Clinically, they called it a manic episode, but it was a lot more than that for me—and not all of it was bad. (I’m not a huge fan of diagnoses; in my writing I just call it “the Event.”) It felt like a spiritual awakening at the time. I felt brightly alive, and I was confused as to why people around were so worried about me. I was acting strangely, sure, but I wonder now if at least some of them saw something deeper: beneath the ecstasy and bravado, I was a scared, isolated, and really confused young man who had no idea what to do with all the things he was feeling, many of which he’d felt deeply for years but was afraid to put into words and unsure what anyone would do if they heard them. People saw and heard the anger and the cynicism and the arrogance. They never heard the fear, the insecurity, the self-contempt, and the conviction that I just wasn’t “man enough.”
It was that process—that soaring, almost numinous peak, the steep drop from those heights into a slow, grueling recovery, and eventual blossoming into newness of life—when I really feel like I became the person that I am now. That story is what I want to tell at This Is My Brave. The hope on the other side has been far different—more vivid, more alive—than my initial relief from depression. I’m actually grateful for the whole struggle now. Life has so much more color having been through it. My wounds are real and always with me, but I can handle them, with support, and honestly, at least on good days, I really treasure them.

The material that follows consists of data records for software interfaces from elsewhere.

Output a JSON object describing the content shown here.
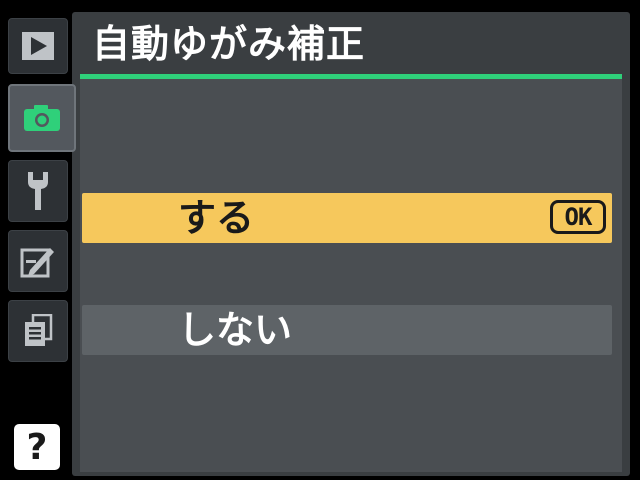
{
  "menu": {
    "title": "自動ゆがみ補正",
    "options": [
      {
        "label": "する",
        "selected": true,
        "confirm_badge": "OK"
      },
      {
        "label": "しない",
        "selected": false
      }
    ]
  },
  "sidebar": {
    "tabs": [
      {
        "name": "playback-icon",
        "active": false
      },
      {
        "name": "camera-icon",
        "active": true
      },
      {
        "name": "wrench-icon",
        "active": false
      },
      {
        "name": "retouch-icon",
        "active": false
      },
      {
        "name": "recent-settings-icon",
        "active": false
      }
    ],
    "help_label": "?"
  },
  "colors": {
    "accent": "#2fd07a",
    "highlight": "#f6c85c",
    "panel": "#3a3e41",
    "active_tab_icon": "#2fd07a"
  }
}
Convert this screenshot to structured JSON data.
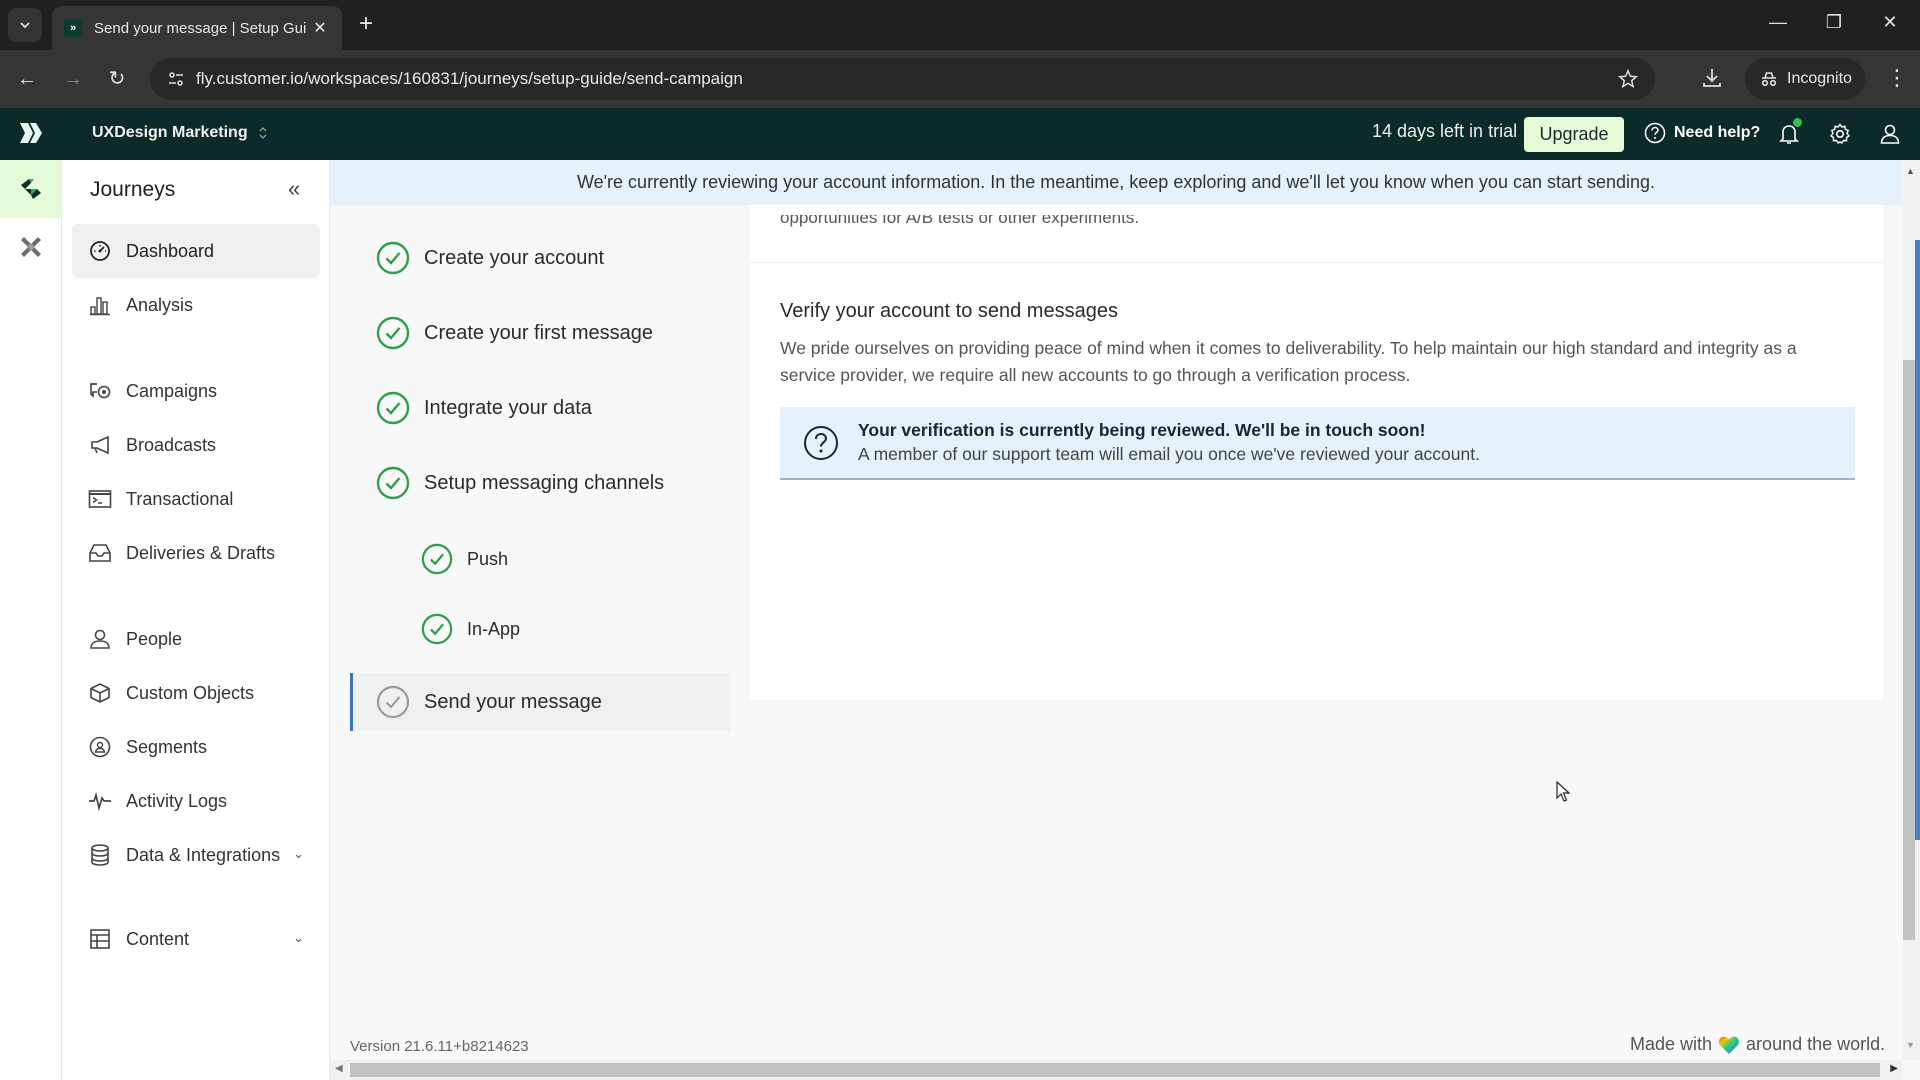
{
  "browser": {
    "tab_title": "Send your message | Setup Guide",
    "tab_title_display": "Send your message | Setup Gui",
    "url": "fly.customer.io/workspaces/160831/journeys/setup-guide/send-campaign",
    "incognito_label": "Incognito"
  },
  "header": {
    "workspace": "UXDesign Marketing",
    "trial_text": "14 days left in trial",
    "upgrade_label": "Upgrade",
    "help_label": "Need help?",
    "notification_dot_color": "#3dbb4a"
  },
  "sidebar": {
    "title": "Journeys",
    "items": [
      {
        "label": "Dashboard",
        "icon": "dashboard-icon",
        "active": true
      },
      {
        "label": "Analysis",
        "icon": "bar-chart-icon"
      },
      {
        "label": "Campaigns",
        "icon": "campaigns-icon"
      },
      {
        "label": "Broadcasts",
        "icon": "megaphone-icon"
      },
      {
        "label": "Transactional",
        "icon": "terminal-icon"
      },
      {
        "label": "Deliveries & Drafts",
        "icon": "inbox-icon"
      },
      {
        "label": "People",
        "icon": "person-icon"
      },
      {
        "label": "Custom Objects",
        "icon": "cube-icon"
      },
      {
        "label": "Segments",
        "icon": "segments-icon"
      },
      {
        "label": "Activity Logs",
        "icon": "pulse-icon"
      },
      {
        "label": "Data & Integrations",
        "icon": "database-icon",
        "expandable": true
      },
      {
        "label": "Content",
        "icon": "layout-icon",
        "expandable": true
      }
    ]
  },
  "banner": {
    "text": "We're currently reviewing your account information. In the meantime, keep exploring and we'll let you know when you can start sending."
  },
  "steps": [
    {
      "label": "Create your account",
      "status": "complete"
    },
    {
      "label": "Create your first message",
      "status": "complete"
    },
    {
      "label": "Integrate your data",
      "status": "complete"
    },
    {
      "label": "Setup messaging channels",
      "status": "complete"
    },
    {
      "label": "Push",
      "status": "complete",
      "sub": true
    },
    {
      "label": "In-App",
      "status": "complete",
      "sub": true
    },
    {
      "label": "Send your message",
      "status": "current"
    }
  ],
  "content": {
    "previous_text": "opportunities for A/B tests or other experiments.",
    "heading": "Verify your account to send messages",
    "description": "We pride ourselves on providing peace of mind when it comes to deliverability. To help maintain our high standard and integrity as a service provider, we require all new accounts to go through a verification process.",
    "notice_title": "Your verification is currently being reviewed. We'll be in touch soon!",
    "notice_body": "A member of our support team will email you once we've reviewed your account."
  },
  "footer": {
    "version": "Version 21.6.11+b8214623",
    "made_with_before": "Made with",
    "made_with_after": "around the world."
  },
  "colors": {
    "header_bg": "#0c2a27",
    "accent_green": "#2e9e4f",
    "upgrade_bg": "#e6fbd8",
    "current_step_border": "#3b72c2",
    "banner_bg": "#e5f1fb"
  }
}
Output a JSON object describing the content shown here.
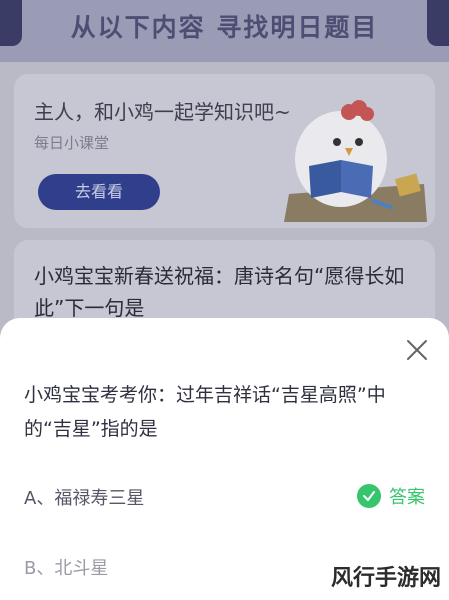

I work now as a peer support specialist with young adults going through similar experiences, so I get to share my story for a living, walk along a little of the journey with people, and offer a taste of that hope to young adults and families who are as confused as my family and I were at the time. I stay healthy because I have so much to live for, but I’m especially motivated to get a chance to be a partner to my wife (we were married in September of last year), whose love, honesty, and generosity of spirit have changed the whole landscape of my life since I met her four years ago. I can’t wait to see where our journey takes us next, and I hope those who hear my story get a taste of the peace, joy, and intimate connectedness I’ve come to know on the other side of chaos. I also hope people get a chance to see a man who, with support, some humility, and lots of courage, has learned to be okay with feeling things really deeply and being honest about it in a way I didn’t learn to do until pretty recently. Men in our culture are not too often encouraged to be vulnerable, nor are they rewarded when they choose to try and do it anyway. But when I learned to own my pain, my fears, and my longings—not all of them super “manly”—I learned how it feels to be fully alive, fully accepted as a human being. It’s worth whatever it costs.
Tickets are on sale NOW! Click the button below to order your tickets to meet Joseph and more brave storytellers. This is one mental health performance you won't want to miss!
Please share this post with friends and family in the Washington, DC area. We're all affected by mental health and addiction issues, and the more we can support each other, the easier it will be for people to seek help. This Is My Brave is proof that Storytelling Saves Lives.